Wednesday, March 2, 2011

I've often wondered...

how it feels to be one of the medical professionals that deal with miscarriages, stillbirths and infant deaths. I can't imagine having to watch people be in that situation and not being able to do anything to change the outcomes. I found the following link with a midwife describing how it feels to be there for a stillborn baby's birth. It's a very quick video and not graphic (for those outside the babyloss community) for those that want to give a quick look!

I met someone today and our conversations looped around to our pregnancies and childbirthing experiences. Actually, our conversation started about adopting children out of the foster care system and I had mentioned to her that we couldn't have anymore kids so were looking at adoption. So, the inevitable question of "why can't you have anymore kids?" came up and it never bothers me to answer it. BUT, I have to start with Lily's death to answer that question. I always brace myself for that look but she gave me a look of understanding. As it would turn out, her bestfriend gave birth to a stillborn baby in November 2008 at a week after her due date. Actually, the docs told her bestfriend that the baby actually died about 4 pushes from being outside her body. Could you imagine? I found her next response quite profound considering this new friend is not a babyloss momma but she commented on the fact about how quiet the whole topic of stillbirth is...and it is! She replied about how common stillbirth is but that no one really talks about it...

How true, therefore this blog...

6 comments:

Jessica said...

I wonder myself what its like to be in a profession where there is just as much sadness as there is joy. *hugs* What a dream it would be one day where no woman would have to say good bye to her baby....

New Year Mum said...

It's a whole silent world out there... no-one seems comfortable to talk about it. MIdwives and OB are amazing to be able to deal with extreme highs and lows. One day our society will be able to talk about it and share an understand of how profound a sadness it is... just like the woman you spoke with xoxo
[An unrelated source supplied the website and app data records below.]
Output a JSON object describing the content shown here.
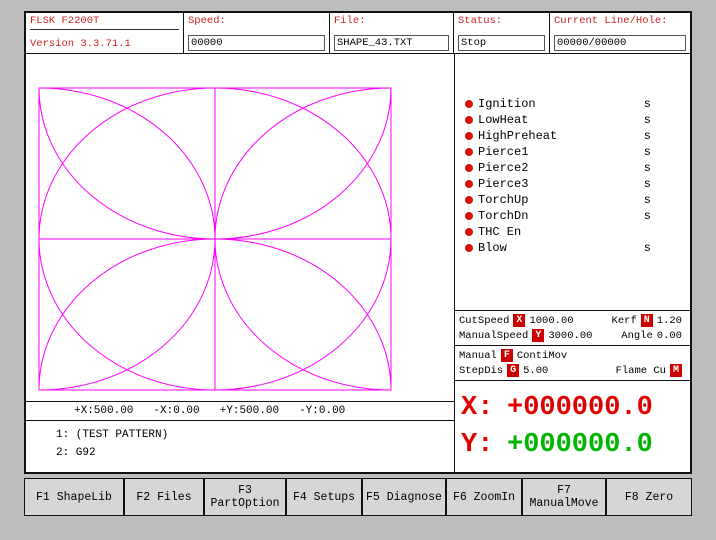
{
  "header": {
    "brand": "FLSK F2200T",
    "version": "Version 3.3.71.1",
    "speed_label": "Speed:",
    "speed_value": "00000",
    "file_label": "File:",
    "file_value": "SHAPE_43.TXT",
    "status_label": "Status:",
    "status_value": "Stop",
    "line_label": "Current Line/Hole:",
    "line_value": "00000/00000"
  },
  "status_panel": {
    "items": [
      {
        "label": "Ignition",
        "unit": "s"
      },
      {
        "label": "LowHeat",
        "unit": "s"
      },
      {
        "label": "HighPreheat",
        "unit": "s"
      },
      {
        "label": "Pierce1",
        "unit": "s"
      },
      {
        "label": "Pierce2",
        "unit": "s"
      },
      {
        "label": "Pierce3",
        "unit": "s"
      },
      {
        "label": "TorchUp",
        "unit": "s"
      },
      {
        "label": "TorchDn",
        "unit": "s"
      },
      {
        "label": "THC En",
        "unit": ""
      },
      {
        "label": "Blow",
        "unit": "s"
      }
    ]
  },
  "params": {
    "cutspeed_label": "CutSpeed",
    "cutspeed_key": "X",
    "cutspeed_value": "1000.00",
    "kerf_label": "Kerf",
    "kerf_key": "N",
    "kerf_value": "1.20",
    "manualspeed_label": "ManualSpeed",
    "manualspeed_key": "Y",
    "manualspeed_value": "3000.00",
    "angle_label": "Angle",
    "angle_value": "0.00",
    "manual_label": "Manual",
    "manual_key": "F",
    "manual_value": "ContiMov",
    "stepdis_label": "StepDis",
    "stepdis_key": "G",
    "stepdis_value": "5.00",
    "flame_label": "Flame Cu",
    "flame_key": "M"
  },
  "coords": {
    "x_label": "X:",
    "x_value": "+000000.0",
    "y_label": "Y:",
    "y_value": "+000000.0"
  },
  "limits": [
    "+X:500.00",
    "-X:0.00",
    "+Y:500.00",
    "-Y:0.00"
  ],
  "program_lines": [
    "1: (TEST PATTERN)",
    "2: G92"
  ],
  "function_keys": [
    {
      "line1": "F1 ShapeLib",
      "line2": ""
    },
    {
      "line1": "F2 Files",
      "line2": ""
    },
    {
      "line1": "F3",
      "line2": "PartOption"
    },
    {
      "line1": "F4 Setups",
      "line2": ""
    },
    {
      "line1": "F5 Diagnose",
      "line2": ""
    },
    {
      "line1": "F6 ZoomIn",
      "line2": ""
    },
    {
      "line1": "F7",
      "line2": "ManualMove"
    },
    {
      "line1": "F8 Zero",
      "line2": ""
    }
  ],
  "colors": {
    "header_red": "#cc2222",
    "dot_red": "#dd1111",
    "key_block_red": "#cc0000",
    "pattern_magenta": "#ff00ff",
    "x_red": "#e00000",
    "y_green": "#00b400"
  }
}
LindaCatherine said...

I am a L&D RN and let me first day that I love my job - for the most part it is happy. But when it is sad, it is really sad, as we all know too well. When I started nursing I worked on a high risk pregnancy floor and I had to deal with pregnancy loss a lot - I never thought it would happen to me. I actually switched jobs b/c it was so emotionally draining. My heart hurt for these women, and at the time I didn't know how to comfort them.

When I lost my son, Jackson, I wasn't sure if I could go back to work. But I did, and I am so glad I did. I now have this connection, this compassion for BLM's that I never would have known if it wasn't for my son. Every time I support someone through a loss, or a delivery after a loss I take the time to remember Jackson and thank him for the strength that he gives me on a daily basis.
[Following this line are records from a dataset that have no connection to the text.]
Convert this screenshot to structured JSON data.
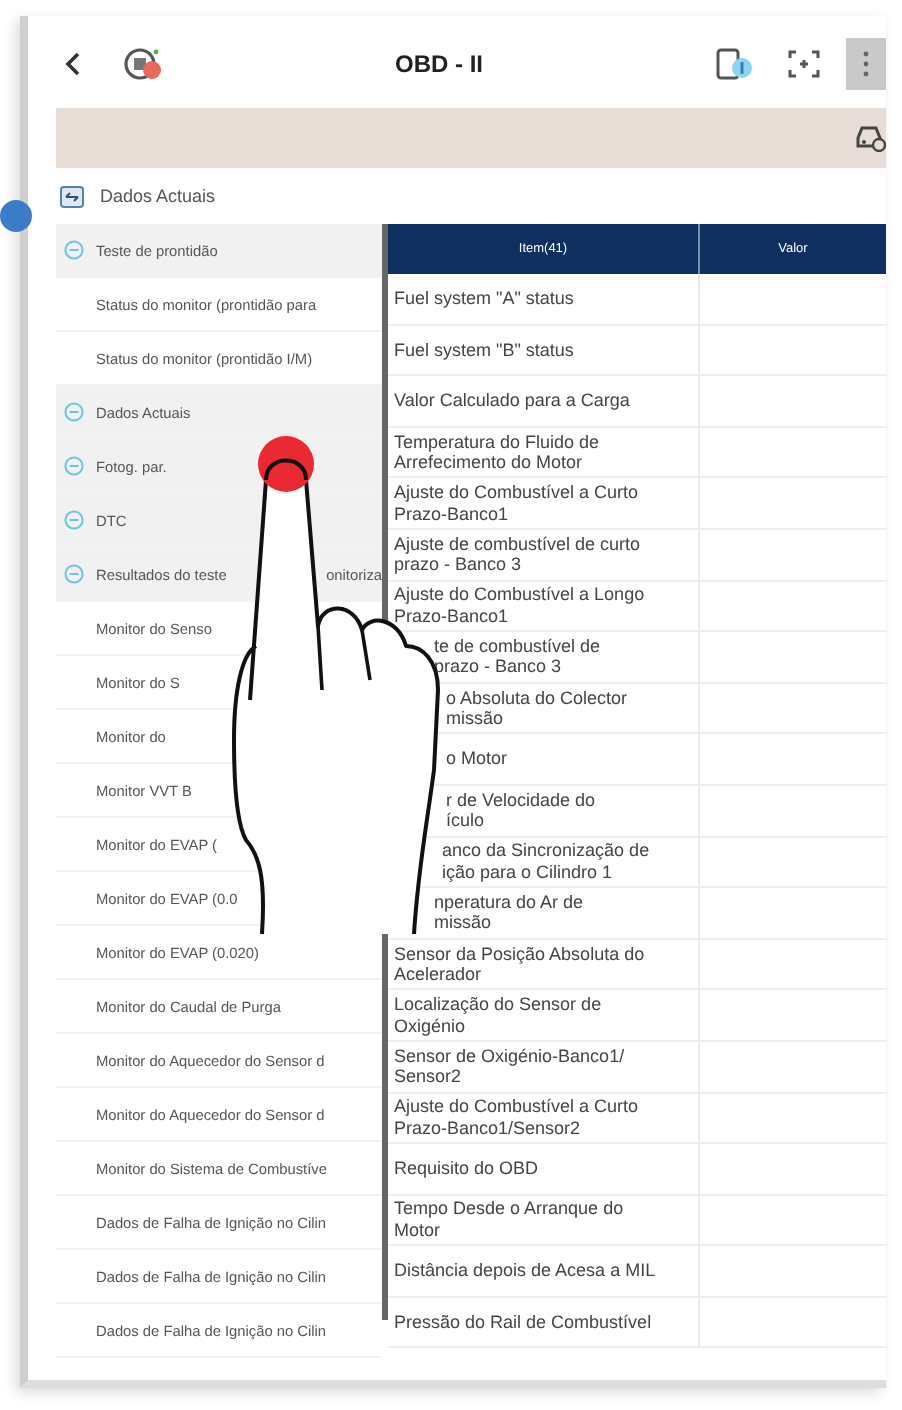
{
  "header": {
    "title": "OBD - II"
  },
  "breadcrumb": {
    "label": "Dados Actuais"
  },
  "tree": [
    {
      "kind": "category",
      "label": "Teste de prontidão",
      "expanded": true
    },
    {
      "kind": "item",
      "label": "Status do monitor (prontidão para"
    },
    {
      "kind": "item",
      "label": "Status do monitor (prontidão I/M)"
    },
    {
      "kind": "category",
      "label": "Dados Actuais",
      "expanded": true
    },
    {
      "kind": "category",
      "label": "Fotog. par.",
      "expanded": true
    },
    {
      "kind": "category",
      "label": "DTC",
      "expanded": true
    },
    {
      "kind": "category",
      "label": "Resultados do teste",
      "tail": "onitoriza",
      "expanded": true
    },
    {
      "kind": "item",
      "label": "Monitor do Senso"
    },
    {
      "kind": "item",
      "label": "Monitor do S"
    },
    {
      "kind": "item",
      "label": "Monitor do"
    },
    {
      "kind": "item",
      "label": "Monitor VVT B"
    },
    {
      "kind": "item",
      "label": "Monitor do EVAP ("
    },
    {
      "kind": "item",
      "label": "Monitor do EVAP (0.0"
    },
    {
      "kind": "item",
      "label": "Monitor do EVAP (0.020)"
    },
    {
      "kind": "item",
      "label": "Monitor do Caudal de Purga"
    },
    {
      "kind": "item",
      "label": "Monitor do Aquecedor do Sensor d"
    },
    {
      "kind": "item",
      "label": "Monitor do Aquecedor do Sensor d"
    },
    {
      "kind": "item",
      "label": "Monitor do Sistema de Combustíve"
    },
    {
      "kind": "item",
      "label": "Dados de Falha de Ignição no Cilin"
    },
    {
      "kind": "item",
      "label": "Dados de Falha de Ignição no Cilin"
    },
    {
      "kind": "item",
      "label": "Dados de Falha de Ignição no Cilin"
    }
  ],
  "table": {
    "columns": [
      "Item(41)",
      "Valor"
    ],
    "rows": [
      {
        "item": "Fuel system \"A\" status"
      },
      {
        "item": "Fuel system \"B\" status"
      },
      {
        "item": "Valor Calculado para a Carga"
      },
      {
        "item": "Temperatura do Fluido de Arrefecimento do Motor"
      },
      {
        "item": "Ajuste do Combustível a Curto Prazo-Banco1"
      },
      {
        "item": "Ajuste de combustível de curto prazo - Banco 3"
      },
      {
        "item": "Ajuste do Combustível a Longo Prazo-Banco1"
      },
      {
        "item": "te de combustível de",
        "item_2": "prazo - Banco 3"
      },
      {
        "item": "o Absoluta do Colector",
        "item_2": "missão"
      },
      {
        "item": "o Motor"
      },
      {
        "item": "r de Velocidade do",
        "item_2": "ículo"
      },
      {
        "item": "anco da Sincronização de",
        "item_2": "ição para o Cilindro 1"
      },
      {
        "item": "nperatura do Ar de",
        "item_2": "missão"
      },
      {
        "item": "Sensor da Posição Absoluta do Acelerador"
      },
      {
        "item": "Localização do Sensor de Oxigénio"
      },
      {
        "item": "Sensor de Oxigénio-Banco1/ Sensor2"
      },
      {
        "item": "Ajuste do Combustível a Curto Prazo-Banco1/Sensor2"
      },
      {
        "item": "Requisito do OBD"
      },
      {
        "item": "Tempo Desde o Arranque do Motor"
      },
      {
        "item": "Distância depois de Acesa a MIL"
      },
      {
        "item": "Pressão do Rail de Combustível"
      }
    ]
  }
}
It is amazing the connection that I have with the women & families who are going through a loss b/c I too have experienced the pain they are experiencing. It is draining and emotionally exhausting (on more than one level) but when I see come back and have a successful pregnancy it is so awesome.

Not everyone gets it - but working where I work I am surrounded by amazing OB's and RN's who really do get it and I am thankful for that.

Tabatha said...

It's funny, I just posted about something similar to this. Not still births but this community in general and how we feel like we have to be silent... it's very disheartening... as one there's not much we can do.. as a fighting community we can stand tall and let it be know that we won't be silent!!

AKD said...

When we lost Maddie, we had some amazing nurses and doctors. The head of the L&D department (who doesn't usually see patients) insisted on being my nurse.

Then, when Alice was born, many of the same nurses and doctors not only remembered us, but fought to be on our shift. It was incredibly sweet and touching to know that Maddie's life and story touched them, that they remembered. It takes special people!

The Blue Sparrow said...

I'll be starting the nursing program in the fall and I keep having people tell me that I should be an OB nurse. But I just don't know if I could handle it after having been through it, but they keep telling that I'd be the perfect person to do it since I've been there & understand what they're going through. I dont know though, I'm not shutting any doors....she's quite right, too quiet indeed on this topic. It's just sad and silly that it's such a secret especially for just how common it is. I don't think I'll ever understand that. :(